=== Exercise instructions ===
The records are to be reproduced verbatim.

=== The input ===
======

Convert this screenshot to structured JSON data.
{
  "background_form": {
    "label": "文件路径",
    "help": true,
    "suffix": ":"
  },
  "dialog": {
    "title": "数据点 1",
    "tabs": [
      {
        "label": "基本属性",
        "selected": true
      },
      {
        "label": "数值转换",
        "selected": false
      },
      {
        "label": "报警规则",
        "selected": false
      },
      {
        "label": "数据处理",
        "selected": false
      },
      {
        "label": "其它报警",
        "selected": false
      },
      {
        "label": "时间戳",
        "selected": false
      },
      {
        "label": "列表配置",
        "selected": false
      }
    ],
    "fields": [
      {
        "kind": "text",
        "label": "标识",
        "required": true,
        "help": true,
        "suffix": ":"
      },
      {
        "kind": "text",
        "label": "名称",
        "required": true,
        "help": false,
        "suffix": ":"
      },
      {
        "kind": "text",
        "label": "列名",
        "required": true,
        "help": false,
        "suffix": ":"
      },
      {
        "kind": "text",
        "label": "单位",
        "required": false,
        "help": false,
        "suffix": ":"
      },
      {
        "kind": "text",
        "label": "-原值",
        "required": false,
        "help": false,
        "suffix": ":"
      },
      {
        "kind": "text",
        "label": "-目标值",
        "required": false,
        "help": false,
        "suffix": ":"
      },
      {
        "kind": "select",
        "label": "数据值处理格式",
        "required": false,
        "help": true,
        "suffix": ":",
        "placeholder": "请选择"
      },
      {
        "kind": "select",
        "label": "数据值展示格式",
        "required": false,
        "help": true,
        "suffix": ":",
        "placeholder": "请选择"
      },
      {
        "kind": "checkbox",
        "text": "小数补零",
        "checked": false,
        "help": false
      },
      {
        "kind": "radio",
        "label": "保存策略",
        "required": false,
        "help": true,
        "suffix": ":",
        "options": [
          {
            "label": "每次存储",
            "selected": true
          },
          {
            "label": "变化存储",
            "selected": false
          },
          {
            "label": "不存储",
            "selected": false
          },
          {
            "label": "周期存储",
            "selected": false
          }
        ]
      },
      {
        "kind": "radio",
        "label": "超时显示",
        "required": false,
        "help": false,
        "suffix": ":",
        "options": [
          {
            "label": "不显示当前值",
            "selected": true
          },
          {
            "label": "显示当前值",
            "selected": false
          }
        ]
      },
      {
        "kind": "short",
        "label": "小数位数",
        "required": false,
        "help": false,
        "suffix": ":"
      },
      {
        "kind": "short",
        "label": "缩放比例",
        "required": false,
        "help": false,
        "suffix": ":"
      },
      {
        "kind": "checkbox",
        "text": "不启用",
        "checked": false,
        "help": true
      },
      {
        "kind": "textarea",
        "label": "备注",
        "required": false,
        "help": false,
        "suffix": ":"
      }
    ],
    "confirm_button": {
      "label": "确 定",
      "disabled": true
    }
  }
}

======

=== Answer to this problem ===
Convert this screenshot to structured JSON data.
{
  "background_form": {
    "label": "文件路径",
    "help": true,
    "suffix": ":"
  },
  "dialog": {
    "title": "数据点 1",
    "tabs": [
      {
        "label": "基本属性",
        "selected": true
      },
      {
        "label": "数值转换",
        "selected": false
      },
      {
        "label": "报警规则",
        "selected": false
      },
      {
        "label": "数据处理",
        "selected": false
      },
      {
        "label": "其它报警",
        "selected": false
      },
      {
        "label": "时间戳",
        "selected": false
      },
      {
        "label": "列表配置",
        "selected": false
      }
    ],
    "fields": [
      {
        "kind": "text",
        "label": "标识",
        "required": true,
        "help": true,
        "suffix": ":"
      },
      {
        "kind": "text",
        "label": "名称",
        "required": true,
        "help": false,
        "suffix": ":"
      },
      {
        "kind": "text",
        "label": "列名",
        "required": true,
        "help": false,
        "suffix": ":"
      },
      {
        "kind": "text",
        "label": "单位",
        "required": false,
        "help": false,
        "suffix": ":"
      },
      {
        "kind": "text",
        "label": "-原值",
        "required": false,
        "help": false,
        "suffix": ":"
      },
      {
        "kind": "text",
        "label": "-目标值",
        "required": false,
        "help": false,
        "suffix": ":"
      },
      {
        "kind": "select",
        "label": "数据值处理格式",
        "required": false,
        "help": true,
        "suffix": ":",
        "placeholder": "请选择"
      },
      {
        "kind": "select",
        "label": "数据值展示格式",
        "required": false,
        "help": true,
        "suffix": ":",
        "placeholder": "请选择"
      },
      {
        "kind": "checkbox",
        "text": "小数补零",
        "checked": false,
        "help": false
      },
      {
        "kind": "radio",
        "label": "保存策略",
        "required": false,
        "help": true,
        "suffix": ":",
        "options": [
          {
            "label": "每次存储",
            "selected": true
          },
          {
            "label": "变化存储",
            "selected": false
          },
          {
            "label": "不存储",
            "selected": false
          },
          {
            "label": "周期存储",
            "selected": false
          }
        ]
      },
      {
        "kind": "radio",
        "label": "超时显示",
        "required": false,
        "help": false,
        "suffix": ":",
        "options": [
          {
            "label": "不显示当前值",
            "selected": true
          },
          {
            "label": "显示当前值",
            "selected": false
          }
        ]
      },
      {
        "kind": "short",
        "label": "小数位数",
        "required": false,
        "help": false,
        "suffix": ":"
      },
      {
        "kind": "short",
        "label": "缩放比例",
        "required": false,
        "help": false,
        "suffix": ":"
      },
      {
        "kind": "checkbox",
        "text": "不启用",
        "checked": false,
        "help": true
      },
      {
        "kind": "textarea",
        "label": "备注",
        "required": false,
        "help": false,
        "suffix": ":"
      }
    ],
    "confirm_button": {
      "label": "确 定",
      "disabled": true
    }
  }
}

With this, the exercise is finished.